#### YOUR INSTRUCTIONS:
Make an exact copy of all the entries, with the pictures left out.

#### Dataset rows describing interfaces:
---*---

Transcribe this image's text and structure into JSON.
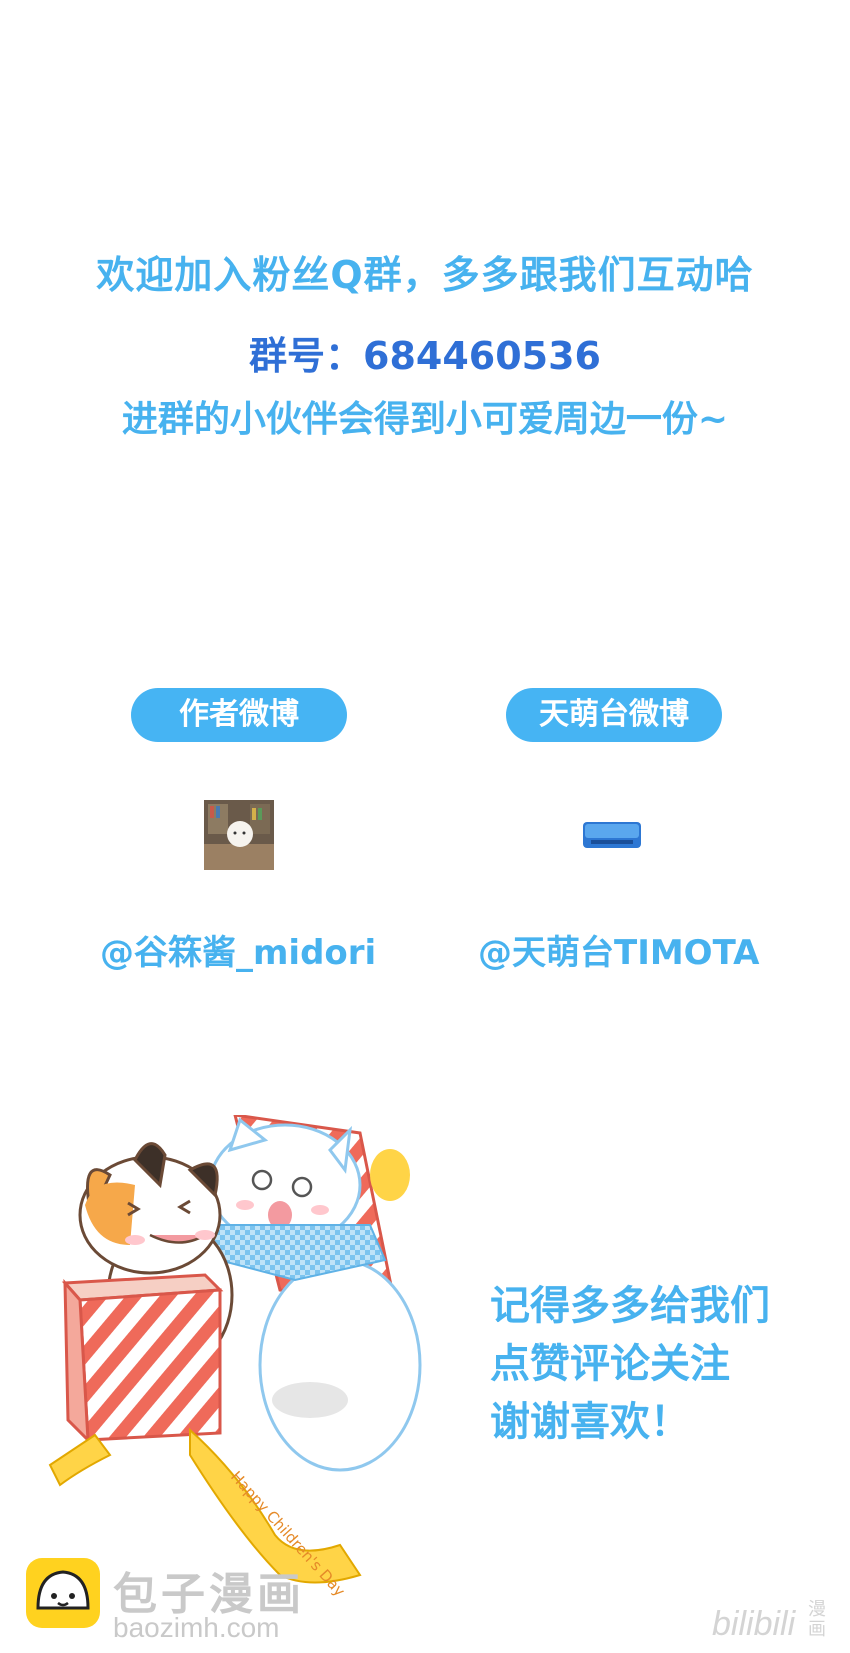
{
  "group_invite": {
    "line1": "欢迎加入粉丝Q群，多多跟我们互动哈",
    "line2": "群号：684460536",
    "line3": "进群的小伙伴会得到小可爱周边一份~"
  },
  "weibo": {
    "author_button": "作者微博",
    "studio_button": "天萌台微博",
    "author_handle": "@谷箖酱_midori",
    "studio_handle": "@天萌台TIMOTA"
  },
  "closing": {
    "line1": "记得多多给我们",
    "line2": "点赞评论关注",
    "line3": "谢谢喜欢！"
  },
  "illustration": {
    "ribbon_text": "Happy Children's Day"
  },
  "watermarks": {
    "site_name": "包子漫画",
    "site_url": "baozimh.com",
    "platform": "bilibili",
    "platform_sub": "漫画"
  },
  "colors": {
    "text_blue": "#47b2ef",
    "number_blue": "#2f6fd6",
    "pill_blue": "#46b4f3"
  }
}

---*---

#### ANSWER TO THE PROBLEM:
Transcribe this image's text and structure into JSON.
{
  "group_invite": {
    "line1": "欢迎加入粉丝Q群，多多跟我们互动哈",
    "line2": "群号：684460536",
    "line3": "进群的小伙伴会得到小可爱周边一份~"
  },
  "weibo": {
    "author_button": "作者微博",
    "studio_button": "天萌台微博",
    "author_handle": "@谷箖酱_midori",
    "studio_handle": "@天萌台TIMOTA"
  },
  "closing": {
    "line1": "记得多多给我们",
    "line2": "点赞评论关注",
    "line3": "谢谢喜欢！"
  },
  "illustration": {
    "ribbon_text": "Happy Children's Day"
  },
  "watermarks": {
    "site_name": "包子漫画",
    "site_url": "baozimh.com",
    "platform": "bilibili",
    "platform_sub": "漫画"
  },
  "colors": {
    "text_blue": "#47b2ef",
    "number_blue": "#2f6fd6",
    "pill_blue": "#46b4f3"
  }
}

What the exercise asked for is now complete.